Other prominent owners and breeders who passed included Frank Alesia, Keith Card, Joe Cornacchia, Pete Cristofi, Terry Lanni, Mel Lawson, Carl Lizza, Mike Sherman, Mace Siegel, and Bentley Smith.

John Sosby, for years the farm manager at Claiborne Farm, died, but his distinctive Southern drawl still captivates those who watch "The Greatest Race" in the Kentucky Derby Museum. Robert Green, who managed Elmendorf and Greentree, also passed.

Elliott Burch and Carl Hanford, trainers whose body of work put them in the Hall of Fame, both died this year, as did trainers Nancy Alberts, Diane Carpenter, Pete Ferriola, Thomas Heard Jr., Bob Holthus, Dominic Imprescia, and Larry Sterling.

Jockey Michael Baze, just 24, died, as did Joe Farley and former riders Bill Harmatz, Garth Patterson, Larry Saumell, and Webb Snyder.

William Donald Schaefer, the former Maryland governor and Baltimore city mayor who was such a strong advocate of the sport that he had a race at Pimlico named for him, also died.

Also passing were journalists Lucy Acton, Stan Bergstein, and Phil Jones, journalist-turned-realtor Arnold Kirkpatrick, publicist Bill Fidati, veterinarians Dr. Woody Asbury and Dr. Manuel Gilman, former steward Joe Anderson, popular jockey agent Bill Barisoff, and one of racing's most notorious figures, Dr. Mark Gerard, who in 1977 orchestrated the scandalous Cinzano-Lebon horse swap, for which he was convicted.

Prominent horses who died included current runners Banned and J.C.'s Pride; stallions Awad, Bernstein, Invisible Ink, Paradise Creek, Polish Navy, Rahy, Sadler's Wells, and Strike the Gold; and the mares Brown Bess, Fleet Indian, Miesque, Soviet Problem, and Cee's Song, the dam of two-time Breeders' Cup Classic winner Tiznow.

Cot Campbell, who has steered Dogwood Stables for four decades, eased into what he called "semi-retirement," while jockey Patrick Valenzuela and trainer Ramon "Mike" Hernandez also stepped away from the game.

Terry Wallace, who called 20,191 consecutive races at Oaklawn Park, also retired after his 37th season at the Arkansas track.
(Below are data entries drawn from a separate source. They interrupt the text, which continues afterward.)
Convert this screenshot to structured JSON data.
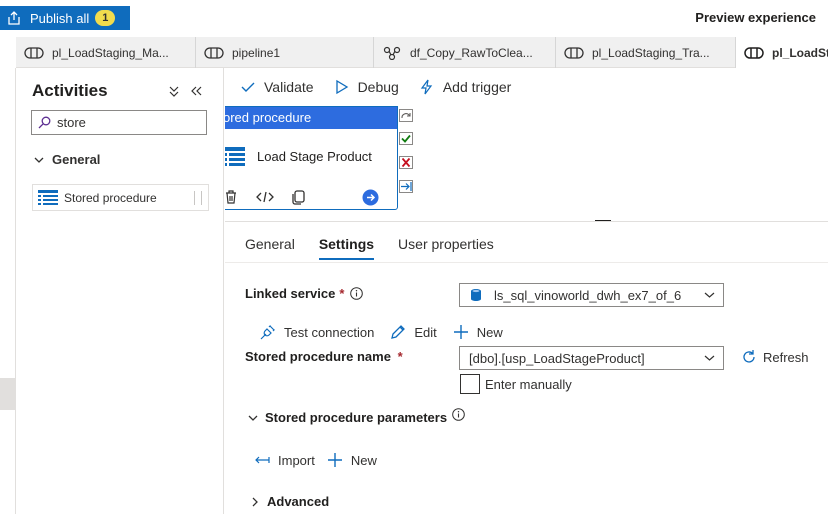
{
  "topbar": {
    "publish_label": "Publish all",
    "publish_count": "1",
    "preview_label": "Preview experience"
  },
  "tabs": [
    {
      "label": "pl_LoadStaging_Ma...",
      "icon": "pipeline-icon"
    },
    {
      "label": "pipeline1",
      "icon": "pipeline-icon"
    },
    {
      "label": "df_Copy_RawToClea...",
      "icon": "dataflow-icon"
    },
    {
      "label": "pl_LoadStaging_Tra...",
      "icon": "pipeline-icon"
    },
    {
      "label": "pl_LoadSt",
      "icon": "pipeline-icon"
    }
  ],
  "activities": {
    "title": "Activities",
    "search_value": "store",
    "group_label": "General",
    "item_label": "Stored procedure"
  },
  "toolbar": {
    "validate_label": "Validate",
    "debug_label": "Debug",
    "trigger_label": "Add trigger"
  },
  "node": {
    "header": "ored procedure",
    "name": "Load Stage Product"
  },
  "property_tabs": [
    {
      "label": "General"
    },
    {
      "label": "Settings",
      "active": true
    },
    {
      "label": "User properties"
    }
  ],
  "settings": {
    "linked_service_label": "Linked service",
    "required_mark": "*",
    "linked_service_value": "ls_sql_vinoworld_dwh_ex7_of_6",
    "test_connection_label": "Test connection",
    "edit_label": "Edit",
    "new_label": "New",
    "sp_name_label": "Stored procedure name",
    "sp_name_value": "[dbo].[usp_LoadStageProduct]",
    "refresh_label": "Refresh",
    "enter_manually_label": "Enter manually",
    "params_section_label": "Stored procedure parameters",
    "import_label": "Import",
    "params_new_label": "New",
    "advanced_label": "Advanced"
  },
  "colors": {
    "accent": "#0f6cbd",
    "node_header": "#2d6cdf",
    "badge": "#f2dc4d",
    "success": "#107c10",
    "error": "#c50f1f"
  }
}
But Wallace went out seeing the best, with his final two calls of the prestigious Apple Blossom won by Zenyatta in 2010 and Havre de Grace this year.

Read more: Division-by-division breakdown of 2011